In the West, we tend to only give presents to those we love or are close to. In Japan however, although gifts are given to family members and close friends, they are also used to show appreciation, respect and a wish to strengthen or maintain a relationship, whether that’s as a colleague, client or mentor.
The custom of bringing back souvenirs when you’ve been traveling is also common and this has its origins in Edo period pilgrims who visited temples and holy sites, bringing back trinkets, charms and souvenirs for those that were not able to travel.
The idea that these religious souvenirs will bring good luck to the recipient is still encompassed in the gift-giving custom and superstition says that giving things in pairs is lucky. Three and eight are also lucky numbers but never go for four which is a very unlucky number in Japan because one pronunciation sounds similar to the Japanese word for death. Similarly, green is good either for the gift itself or in the wrapping but avoid red since it can be associated with funerals (although in other circumstances red is an auspicious and joyous colour – maybe a little too strong for gift giving).
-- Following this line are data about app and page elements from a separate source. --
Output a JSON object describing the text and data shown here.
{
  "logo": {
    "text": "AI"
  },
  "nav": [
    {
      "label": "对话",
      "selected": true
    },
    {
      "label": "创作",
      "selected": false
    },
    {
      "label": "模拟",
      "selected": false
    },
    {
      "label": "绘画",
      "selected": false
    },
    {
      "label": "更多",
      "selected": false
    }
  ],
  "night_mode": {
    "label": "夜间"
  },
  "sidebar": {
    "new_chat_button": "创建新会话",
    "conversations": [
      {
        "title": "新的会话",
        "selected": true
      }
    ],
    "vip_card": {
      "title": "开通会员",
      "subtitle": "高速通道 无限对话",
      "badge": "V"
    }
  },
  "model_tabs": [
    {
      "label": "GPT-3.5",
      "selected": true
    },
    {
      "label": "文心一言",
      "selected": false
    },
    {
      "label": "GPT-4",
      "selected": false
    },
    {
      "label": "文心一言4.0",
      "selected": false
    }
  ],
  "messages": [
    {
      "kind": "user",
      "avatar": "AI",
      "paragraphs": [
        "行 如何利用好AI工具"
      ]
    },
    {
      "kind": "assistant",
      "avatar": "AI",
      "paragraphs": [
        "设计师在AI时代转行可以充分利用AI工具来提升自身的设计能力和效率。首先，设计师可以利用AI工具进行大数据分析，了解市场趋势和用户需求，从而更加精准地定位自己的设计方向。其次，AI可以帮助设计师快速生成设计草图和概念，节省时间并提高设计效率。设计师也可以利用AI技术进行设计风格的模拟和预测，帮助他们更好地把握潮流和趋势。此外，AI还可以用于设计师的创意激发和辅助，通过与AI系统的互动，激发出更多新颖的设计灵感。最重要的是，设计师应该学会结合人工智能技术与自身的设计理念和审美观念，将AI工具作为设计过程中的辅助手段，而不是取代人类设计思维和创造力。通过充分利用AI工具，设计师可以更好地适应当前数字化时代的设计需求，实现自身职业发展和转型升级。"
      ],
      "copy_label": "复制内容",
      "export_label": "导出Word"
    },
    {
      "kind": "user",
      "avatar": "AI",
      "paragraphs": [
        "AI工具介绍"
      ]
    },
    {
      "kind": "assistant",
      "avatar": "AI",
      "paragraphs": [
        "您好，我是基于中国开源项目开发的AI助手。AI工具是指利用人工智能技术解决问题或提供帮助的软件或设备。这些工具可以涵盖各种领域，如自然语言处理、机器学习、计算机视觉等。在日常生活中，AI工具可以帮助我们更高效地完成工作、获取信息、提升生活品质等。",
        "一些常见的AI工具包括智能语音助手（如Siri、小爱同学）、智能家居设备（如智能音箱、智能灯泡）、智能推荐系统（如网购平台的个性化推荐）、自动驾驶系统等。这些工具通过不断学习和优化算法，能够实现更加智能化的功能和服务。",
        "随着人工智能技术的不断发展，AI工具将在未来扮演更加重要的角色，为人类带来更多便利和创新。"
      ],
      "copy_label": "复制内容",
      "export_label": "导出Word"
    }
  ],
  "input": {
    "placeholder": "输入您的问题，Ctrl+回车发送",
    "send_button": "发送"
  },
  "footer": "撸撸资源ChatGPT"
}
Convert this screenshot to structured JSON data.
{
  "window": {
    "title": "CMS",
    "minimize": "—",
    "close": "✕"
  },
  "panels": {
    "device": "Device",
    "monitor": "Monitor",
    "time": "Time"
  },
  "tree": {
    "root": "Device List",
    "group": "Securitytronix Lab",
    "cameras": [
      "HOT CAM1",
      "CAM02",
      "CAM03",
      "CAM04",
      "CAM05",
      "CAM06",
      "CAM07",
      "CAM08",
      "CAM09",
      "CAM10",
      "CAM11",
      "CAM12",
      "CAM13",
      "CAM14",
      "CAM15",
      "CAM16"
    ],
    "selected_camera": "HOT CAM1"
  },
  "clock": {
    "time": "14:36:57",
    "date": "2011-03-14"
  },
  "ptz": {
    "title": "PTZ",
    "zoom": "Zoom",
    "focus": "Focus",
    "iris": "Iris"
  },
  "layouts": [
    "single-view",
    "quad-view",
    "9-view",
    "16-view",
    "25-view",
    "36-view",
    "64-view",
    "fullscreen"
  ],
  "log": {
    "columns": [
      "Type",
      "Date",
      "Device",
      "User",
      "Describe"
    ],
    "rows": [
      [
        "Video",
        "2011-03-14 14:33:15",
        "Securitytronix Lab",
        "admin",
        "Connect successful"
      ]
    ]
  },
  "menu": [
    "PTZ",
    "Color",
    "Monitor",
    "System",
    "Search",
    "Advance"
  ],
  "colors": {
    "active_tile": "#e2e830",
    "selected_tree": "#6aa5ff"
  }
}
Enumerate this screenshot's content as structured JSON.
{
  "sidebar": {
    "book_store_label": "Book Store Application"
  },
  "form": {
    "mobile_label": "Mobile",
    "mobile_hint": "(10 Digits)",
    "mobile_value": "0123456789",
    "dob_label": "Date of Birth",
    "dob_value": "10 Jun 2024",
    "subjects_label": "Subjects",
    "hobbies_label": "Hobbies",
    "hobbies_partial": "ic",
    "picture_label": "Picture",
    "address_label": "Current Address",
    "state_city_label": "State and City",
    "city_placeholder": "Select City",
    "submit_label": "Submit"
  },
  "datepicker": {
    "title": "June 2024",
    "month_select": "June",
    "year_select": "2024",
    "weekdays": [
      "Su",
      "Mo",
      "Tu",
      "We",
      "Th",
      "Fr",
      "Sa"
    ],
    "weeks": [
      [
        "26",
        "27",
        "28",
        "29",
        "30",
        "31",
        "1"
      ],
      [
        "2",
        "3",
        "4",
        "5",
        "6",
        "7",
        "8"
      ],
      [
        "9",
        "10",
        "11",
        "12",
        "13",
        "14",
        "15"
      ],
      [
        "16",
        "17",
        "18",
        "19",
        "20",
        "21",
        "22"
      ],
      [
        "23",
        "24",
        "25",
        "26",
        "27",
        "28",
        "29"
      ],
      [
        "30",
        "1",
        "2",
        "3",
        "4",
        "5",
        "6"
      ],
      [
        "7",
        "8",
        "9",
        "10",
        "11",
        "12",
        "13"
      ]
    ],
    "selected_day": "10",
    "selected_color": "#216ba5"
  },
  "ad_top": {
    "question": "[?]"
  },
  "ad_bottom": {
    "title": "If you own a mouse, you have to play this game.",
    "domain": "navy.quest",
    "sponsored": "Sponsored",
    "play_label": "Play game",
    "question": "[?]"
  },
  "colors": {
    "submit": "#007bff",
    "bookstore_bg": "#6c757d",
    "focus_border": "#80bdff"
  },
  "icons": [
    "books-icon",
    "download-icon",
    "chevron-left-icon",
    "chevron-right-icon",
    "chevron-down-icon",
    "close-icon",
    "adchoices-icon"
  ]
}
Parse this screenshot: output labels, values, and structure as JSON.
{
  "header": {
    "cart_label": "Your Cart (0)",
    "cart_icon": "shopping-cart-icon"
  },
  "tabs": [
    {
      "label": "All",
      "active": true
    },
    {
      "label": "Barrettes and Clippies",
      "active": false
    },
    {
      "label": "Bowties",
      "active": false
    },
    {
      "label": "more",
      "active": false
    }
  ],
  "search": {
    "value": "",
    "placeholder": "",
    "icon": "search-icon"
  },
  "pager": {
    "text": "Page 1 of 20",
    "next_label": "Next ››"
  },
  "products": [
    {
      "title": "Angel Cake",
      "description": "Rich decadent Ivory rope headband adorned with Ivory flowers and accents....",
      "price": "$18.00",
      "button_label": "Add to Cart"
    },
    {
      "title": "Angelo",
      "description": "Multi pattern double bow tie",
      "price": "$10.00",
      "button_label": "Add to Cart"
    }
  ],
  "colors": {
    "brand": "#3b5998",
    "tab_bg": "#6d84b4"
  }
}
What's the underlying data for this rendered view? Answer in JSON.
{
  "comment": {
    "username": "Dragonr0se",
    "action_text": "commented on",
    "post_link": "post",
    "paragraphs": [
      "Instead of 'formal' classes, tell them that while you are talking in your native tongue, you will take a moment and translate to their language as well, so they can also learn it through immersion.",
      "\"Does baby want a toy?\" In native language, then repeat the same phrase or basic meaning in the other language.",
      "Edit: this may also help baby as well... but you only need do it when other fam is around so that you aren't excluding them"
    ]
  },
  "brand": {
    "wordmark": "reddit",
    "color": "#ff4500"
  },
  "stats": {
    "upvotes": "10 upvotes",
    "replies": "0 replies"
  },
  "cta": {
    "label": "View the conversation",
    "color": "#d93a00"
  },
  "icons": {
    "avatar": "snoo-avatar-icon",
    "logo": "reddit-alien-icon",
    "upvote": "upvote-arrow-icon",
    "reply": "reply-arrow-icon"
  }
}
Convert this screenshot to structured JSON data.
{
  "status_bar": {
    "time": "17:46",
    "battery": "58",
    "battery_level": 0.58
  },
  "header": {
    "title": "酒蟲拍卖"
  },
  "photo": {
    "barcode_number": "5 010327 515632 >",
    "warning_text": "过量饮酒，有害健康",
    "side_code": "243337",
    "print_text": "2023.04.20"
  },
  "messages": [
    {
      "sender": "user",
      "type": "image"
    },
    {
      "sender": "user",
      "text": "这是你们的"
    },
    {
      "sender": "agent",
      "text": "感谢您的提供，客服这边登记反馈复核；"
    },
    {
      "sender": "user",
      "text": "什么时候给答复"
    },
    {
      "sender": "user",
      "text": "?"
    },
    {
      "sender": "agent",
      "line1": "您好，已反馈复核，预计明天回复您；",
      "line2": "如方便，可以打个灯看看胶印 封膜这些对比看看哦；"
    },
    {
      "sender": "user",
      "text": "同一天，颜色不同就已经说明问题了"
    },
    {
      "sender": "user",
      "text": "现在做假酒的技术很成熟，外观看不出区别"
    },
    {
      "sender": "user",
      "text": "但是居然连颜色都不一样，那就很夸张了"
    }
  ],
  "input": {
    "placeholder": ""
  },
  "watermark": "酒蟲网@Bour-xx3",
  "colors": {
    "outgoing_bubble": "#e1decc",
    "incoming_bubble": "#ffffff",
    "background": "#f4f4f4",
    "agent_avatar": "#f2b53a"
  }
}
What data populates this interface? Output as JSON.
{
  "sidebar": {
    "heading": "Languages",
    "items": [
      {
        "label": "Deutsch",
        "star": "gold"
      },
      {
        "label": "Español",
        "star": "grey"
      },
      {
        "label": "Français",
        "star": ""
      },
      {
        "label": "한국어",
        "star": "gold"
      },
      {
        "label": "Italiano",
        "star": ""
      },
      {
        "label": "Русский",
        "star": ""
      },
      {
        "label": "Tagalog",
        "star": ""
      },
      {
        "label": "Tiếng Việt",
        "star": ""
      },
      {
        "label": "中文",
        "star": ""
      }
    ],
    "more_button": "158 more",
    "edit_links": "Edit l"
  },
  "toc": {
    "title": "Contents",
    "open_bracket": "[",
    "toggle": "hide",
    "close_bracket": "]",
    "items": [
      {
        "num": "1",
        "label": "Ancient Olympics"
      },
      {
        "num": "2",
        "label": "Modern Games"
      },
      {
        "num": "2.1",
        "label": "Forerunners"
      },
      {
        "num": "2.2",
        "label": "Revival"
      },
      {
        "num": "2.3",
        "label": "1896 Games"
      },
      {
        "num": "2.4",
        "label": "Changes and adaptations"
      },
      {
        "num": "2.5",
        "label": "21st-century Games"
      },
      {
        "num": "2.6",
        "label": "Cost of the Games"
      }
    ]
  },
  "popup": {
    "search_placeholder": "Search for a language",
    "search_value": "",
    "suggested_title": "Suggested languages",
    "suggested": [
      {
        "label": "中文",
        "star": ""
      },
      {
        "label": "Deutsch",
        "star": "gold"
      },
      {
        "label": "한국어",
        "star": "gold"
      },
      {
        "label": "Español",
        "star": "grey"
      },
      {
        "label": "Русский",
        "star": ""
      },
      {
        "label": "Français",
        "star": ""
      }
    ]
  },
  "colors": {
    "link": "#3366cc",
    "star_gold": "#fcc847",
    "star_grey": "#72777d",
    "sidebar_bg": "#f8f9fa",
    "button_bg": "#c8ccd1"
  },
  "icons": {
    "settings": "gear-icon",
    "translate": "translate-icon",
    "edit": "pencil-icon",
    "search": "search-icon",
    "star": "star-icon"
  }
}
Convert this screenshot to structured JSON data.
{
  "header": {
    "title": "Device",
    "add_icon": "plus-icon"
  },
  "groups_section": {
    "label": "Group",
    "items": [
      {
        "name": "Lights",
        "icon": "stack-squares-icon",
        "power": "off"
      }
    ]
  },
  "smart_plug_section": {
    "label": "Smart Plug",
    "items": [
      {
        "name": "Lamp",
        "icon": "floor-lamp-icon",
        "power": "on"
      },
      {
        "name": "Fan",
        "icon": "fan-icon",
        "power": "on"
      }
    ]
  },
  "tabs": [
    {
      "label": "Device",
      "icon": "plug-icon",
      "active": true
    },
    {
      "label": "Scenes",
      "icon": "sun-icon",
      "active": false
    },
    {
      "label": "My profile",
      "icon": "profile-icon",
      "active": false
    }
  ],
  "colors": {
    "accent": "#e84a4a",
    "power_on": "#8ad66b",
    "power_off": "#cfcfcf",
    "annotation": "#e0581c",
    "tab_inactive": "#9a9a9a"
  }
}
Because it’s so common to take a gift with you it’s easy to find suitable gift items in Japanese shops. They seem to specialize in beautifully presented, decorative objects often in a presentation box, that any one would be delighted to receive and they are usually happy to gift wrap it for you, taking all the stress out of finding suitable items for colleagues and acquaintances. If you don’t want to pay extra for gift wrap however, often even the bag from the shop where you bought it is good enough quality and pretty enough to present your gift.
How to give and receive a gift in Japan
The way that present giving is regarded in Japan is what we might call ‘mindful’. It’s important that the outer wrapping looks beautiful, well presented and as if at least some thought has gone in to choosing and preparing the gift (something I think we could all learn from).
The present should be offered politely with both hands and given discreetly, not in front of a large group. Showiness is not really done in Japan and sometimes someone might say ‘tsumaranai mono desu ga…’ meaning ‘here’s just a boring thing I got for you…’ while they hand it over. This sounds quite cute and amusing to our ears, but don’t make a big hoo-ha about receiving the gift as you will just embarrass the giver.
Of course, you should receive any gifts humbly and traditionally you should refuse it at least twice before accepting it, taking care not to appear rude or flippant.
Receive the gift with both hands and don’t forget to say thank you! It’s not polite to open the gift in front of a group of people so you can save it for later.
When you receive a gift from someone in your peer group, for example a co-worker or someone of a similar age, it’s considered polite to send a thank you letter or even something small in return.
The language of giving
The ceremony or formalities around giving gifts in Japan is interestingly reflected in Japanese language.
As well as the very modest phrase ‘tsumaranai mono desu ga’, there are other clues in the language about the significance of gift giving.
There are two verbs meaning ‘to give’ in Japanese: 'ageru' and 'kureru'. The difference is subtle and distinguishes the difference between giving a gift to someone and humbly receiving a gift.
If you wanted to say ‘I gave my friend a gift’ you would use ‘ageru’ but if you want to tell someone ‘My friend gave me a gift’ you should use ‘kureru’ which is more polite and shows your gratitude.
Many people know how to say ‘thank you’ in Japanese but please don’t use a casual ‘domo’ to thank the giver of a gift. You can use the more formal ‘arigatou gozaimasu’ or (even more formal) ‘domo arigatou gozaimasu’ to really show your appreciation.
Language is very interesting in this way as it tells you about the culture that it comes from and, conversely, knowing a little about the culture can also help you learn the language!